The task — Please print each record below exactly as it is written.
**********
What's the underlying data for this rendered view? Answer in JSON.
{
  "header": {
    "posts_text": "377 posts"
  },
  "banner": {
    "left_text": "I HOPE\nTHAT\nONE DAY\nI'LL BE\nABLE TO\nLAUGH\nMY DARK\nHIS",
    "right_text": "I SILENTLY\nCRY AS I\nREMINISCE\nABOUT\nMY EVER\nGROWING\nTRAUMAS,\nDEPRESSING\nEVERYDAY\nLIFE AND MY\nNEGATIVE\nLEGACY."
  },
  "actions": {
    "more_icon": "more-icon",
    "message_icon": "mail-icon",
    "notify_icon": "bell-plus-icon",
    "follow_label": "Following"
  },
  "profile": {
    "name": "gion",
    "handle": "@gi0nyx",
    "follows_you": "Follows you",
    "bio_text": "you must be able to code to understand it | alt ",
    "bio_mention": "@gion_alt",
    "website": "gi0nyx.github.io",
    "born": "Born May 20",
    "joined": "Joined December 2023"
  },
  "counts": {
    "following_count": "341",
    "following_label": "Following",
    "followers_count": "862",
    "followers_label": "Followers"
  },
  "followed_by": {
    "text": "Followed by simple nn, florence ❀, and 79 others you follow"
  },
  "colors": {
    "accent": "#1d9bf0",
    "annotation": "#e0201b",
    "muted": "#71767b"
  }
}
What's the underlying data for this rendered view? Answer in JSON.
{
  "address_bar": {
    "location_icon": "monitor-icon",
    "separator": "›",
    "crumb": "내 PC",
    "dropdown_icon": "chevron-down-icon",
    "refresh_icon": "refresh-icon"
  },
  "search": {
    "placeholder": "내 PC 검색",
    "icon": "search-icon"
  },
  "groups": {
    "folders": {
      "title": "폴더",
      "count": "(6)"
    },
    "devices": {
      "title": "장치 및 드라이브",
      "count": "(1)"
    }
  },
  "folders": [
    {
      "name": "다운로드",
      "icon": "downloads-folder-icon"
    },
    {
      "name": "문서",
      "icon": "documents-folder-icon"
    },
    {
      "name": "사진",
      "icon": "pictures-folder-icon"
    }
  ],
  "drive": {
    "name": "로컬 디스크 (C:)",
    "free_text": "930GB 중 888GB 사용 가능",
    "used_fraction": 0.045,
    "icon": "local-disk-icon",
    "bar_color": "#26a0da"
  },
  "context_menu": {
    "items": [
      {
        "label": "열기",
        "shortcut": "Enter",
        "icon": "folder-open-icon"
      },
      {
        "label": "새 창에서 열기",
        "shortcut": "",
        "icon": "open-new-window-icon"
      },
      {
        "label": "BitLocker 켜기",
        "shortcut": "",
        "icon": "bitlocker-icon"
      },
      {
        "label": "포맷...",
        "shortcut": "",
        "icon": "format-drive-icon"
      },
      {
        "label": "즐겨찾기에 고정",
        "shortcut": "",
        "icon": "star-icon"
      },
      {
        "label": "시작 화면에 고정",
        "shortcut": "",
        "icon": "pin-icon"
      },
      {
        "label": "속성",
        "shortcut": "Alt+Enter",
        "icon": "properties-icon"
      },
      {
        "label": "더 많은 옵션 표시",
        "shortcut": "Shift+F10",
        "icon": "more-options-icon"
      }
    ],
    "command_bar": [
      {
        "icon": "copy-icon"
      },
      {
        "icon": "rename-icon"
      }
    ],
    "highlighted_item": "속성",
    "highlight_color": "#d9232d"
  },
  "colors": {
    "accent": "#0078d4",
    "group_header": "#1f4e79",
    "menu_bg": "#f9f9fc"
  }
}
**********
Your response —
What's the underlying data for this rendered view? Answer in JSON.
{
  "header": {
    "posts_text": "377 posts"
  },
  "banner": {
    "left_text": "I HOPE\nTHAT\nONE DAY\nI'LL BE\nABLE TO\nLAUGH\nMY DARK\nHIS",
    "right_text": "I SILENTLY\nCRY AS I\nREMINISCE\nABOUT\nMY EVER\nGROWING\nTRAUMAS,\nDEPRESSING\nEVERYDAY\nLIFE AND MY\nNEGATIVE\nLEGACY."
  },
  "actions": {
    "more_icon": "more-icon",
    "message_icon": "mail-icon",
    "notify_icon": "bell-plus-icon",
    "follow_label": "Following"
  },
  "profile": {
    "name": "gion",
    "handle": "@gi0nyx",
    "follows_you": "Follows you",
    "bio_text": "you must be able to code to understand it | alt ",
    "bio_mention": "@gion_alt",
    "website": "gi0nyx.github.io",
    "born": "Born May 20",
    "joined": "Joined December 2023"
  },
  "counts": {
    "following_count": "341",
    "following_label": "Following",
    "followers_count": "862",
    "followers_label": "Followers"
  },
  "followed_by": {
    "text": "Followed by simple nn, florence ❀, and 79 others you follow"
  },
  "colors": {
    "accent": "#1d9bf0",
    "annotation": "#e0201b",
    "muted": "#71767b"
  }
}
What's the underlying data for this rendered view? Answer in JSON.
{
  "address_bar": {
    "location_icon": "monitor-icon",
    "separator": "›",
    "crumb": "내 PC",
    "dropdown_icon": "chevron-down-icon",
    "refresh_icon": "refresh-icon"
  },
  "search": {
    "placeholder": "내 PC 검색",
    "icon": "search-icon"
  },
  "groups": {
    "folders": {
      "title": "폴더",
      "count": "(6)"
    },
    "devices": {
      "title": "장치 및 드라이브",
      "count": "(1)"
    }
  },
  "folders": [
    {
      "name": "다운로드",
      "icon": "downloads-folder-icon"
    },
    {
      "name": "문서",
      "icon": "documents-folder-icon"
    },
    {
      "name": "사진",
      "icon": "pictures-folder-icon"
    }
  ],
  "drive": {
    "name": "로컬 디스크 (C:)",
    "free_text": "930GB 중 888GB 사용 가능",
    "used_fraction": 0.045,
    "icon": "local-disk-icon",
    "bar_color": "#26a0da"
  },
  "context_menu": {
    "items": [
      {
        "label": "열기",
        "shortcut": "Enter",
        "icon": "folder-open-icon"
      },
      {
        "label": "새 창에서 열기",
        "shortcut": "",
        "icon": "open-new-window-icon"
      },
      {
        "label": "BitLocker 켜기",
        "shortcut": "",
        "icon": "bitlocker-icon"
      },
      {
        "label": "포맷...",
        "shortcut": "",
        "icon": "format-drive-icon"
      },
      {
        "label": "즐겨찾기에 고정",
        "shortcut": "",
        "icon": "star-icon"
      },
      {
        "label": "시작 화면에 고정",
        "shortcut": "",
        "icon": "pin-icon"
      },
      {
        "label": "속성",
        "shortcut": "Alt+Enter",
        "icon": "properties-icon"
      },
      {
        "label": "더 많은 옵션 표시",
        "shortcut": "Shift+F10",
        "icon": "more-options-icon"
      }
    ],
    "command_bar": [
      {
        "icon": "copy-icon"
      },
      {
        "icon": "rename-icon"
      }
    ],
    "highlighted_item": "속성",
    "highlight_color": "#d9232d"
  },
  "colors": {
    "accent": "#0078d4",
    "group_header": "#1f4e79",
    "menu_bg": "#f9f9fc"
  }
}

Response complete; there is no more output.